Step 1. Identify like terms.
Step 2. Rearrange the expression so like terms are together.
Step 3. Add the coefficients of the like terms.
Simplify the expression: \(3x + 7 + 4x + 5\).
Solution
\(3x + 7 + 4x + 5\)  
Identify the like terms  \(\textcolor{red}{3x} + \textcolor{blue}{7} + \textcolor{red}{4x} + \textcolor{blue}{5}\) 
Rearrange the expression, so the like terms are together.  \(\textcolor{red}{3x} + \textcolor{red}{4x} + \textcolor{blue}{7} + \textcolor{blue}{5}\) 
Add the coefficients of the like terms.  \(\textcolor{red}{7x} + \textcolor{blue}{12}\) 
The original expression is simplified to...  \(7x + 12\) 
Simplify: \(7x + 9 + 9x + 8\)
 Answer

\(16x+17\)
Simplify: \(5y + 2 + 8y + 4y + 5\)
 Answer

\(17y+7\)
Simplify the expression: \(7x^2 + 8x + x^2 + 4x\).
Solution
\(7x^{2} + 8x + x^{2} + 4x\)  
Identify the like terms.  \(\textcolor{red}{7x^{2}} + \textcolor{blue}{8x} + \textcolor{red}{x^{2}} + \textcolor{blue}{4x}\) 
Rearrange the expression so like terms are together.  \(\textcolor{red}{7x^{2}} + \textcolor{red}{x^{2}} + \textcolor{blue}{8x} + \textcolor{blue}{4x}\) 
Add the coefficients of the like terms.  \(\textcolor{red}{8x^{2}} + \textcolor{blue}{12x}\) 
These are not like terms and cannot be combined.

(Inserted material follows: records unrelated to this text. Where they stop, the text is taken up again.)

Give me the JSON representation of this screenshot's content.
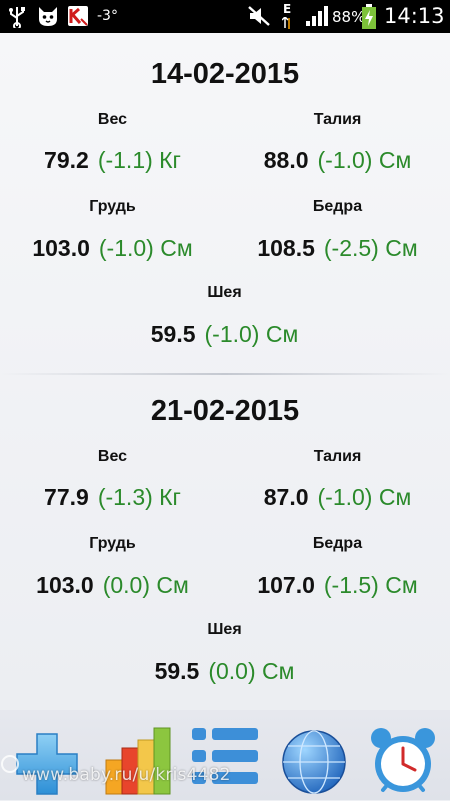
{
  "status_bar": {
    "temperature": "-3°",
    "network": "E",
    "battery": "88%",
    "time": "14:13"
  },
  "entries": [
    {
      "date": "14-02-2015",
      "weight": {
        "label": "Вес",
        "value": "79.2",
        "delta": "(-1.1) Кг"
      },
      "waist": {
        "label": "Талия",
        "value": "88.0",
        "delta": "(-1.0) См"
      },
      "chest": {
        "label": "Грудь",
        "value": "103.0",
        "delta": "(-1.0) См"
      },
      "hips": {
        "label": "Бедра",
        "value": "108.5",
        "delta": "(-2.5) См"
      },
      "neck": {
        "label": "Шея",
        "value": "59.5",
        "delta": "(-1.0) См"
      }
    },
    {
      "date": "21-02-2015",
      "weight": {
        "label": "Вес",
        "value": "77.9",
        "delta": "(-1.3) Кг"
      },
      "waist": {
        "label": "Талия",
        "value": "87.0",
        "delta": "(-1.0) См"
      },
      "chest": {
        "label": "Грудь",
        "value": "103.0",
        "delta": "(0.0) См"
      },
      "hips": {
        "label": "Бедра",
        "value": "107.0",
        "delta": "(-1.5) См"
      },
      "neck": {
        "label": "Шея",
        "value": "59.5",
        "delta": "(0.0) См"
      }
    }
  ],
  "toolbar": {
    "buttons": [
      {
        "icon": "add-icon"
      },
      {
        "icon": "bar-chart-icon"
      },
      {
        "icon": "list-icon"
      },
      {
        "icon": "globe-icon"
      },
      {
        "icon": "alarm-clock-icon"
      }
    ]
  },
  "watermark": "www.baby.ru/u/kris4482",
  "colors": {
    "delta": "#2b8a2b",
    "status_bg": "#000000"
  }
}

So \(8x^2 + 12x\) is in simplest form.
Simplify: \(3x^2 + 9x + x^2 + 5x\)
 Answer

\(4x^2+14x\)
Simplify: \(11y^2 + 8y + y^2 + 7y\)
 Answer

\(12y^2+15y\)
Contributors and Attributions
 Lynn Marecek (Santa Ana College) and MaryAnne AnthonySmith (formerly of Santa Ana College). This content produced by OpenStax and is licensed under a Creative Commons Attribution License 4.0 license.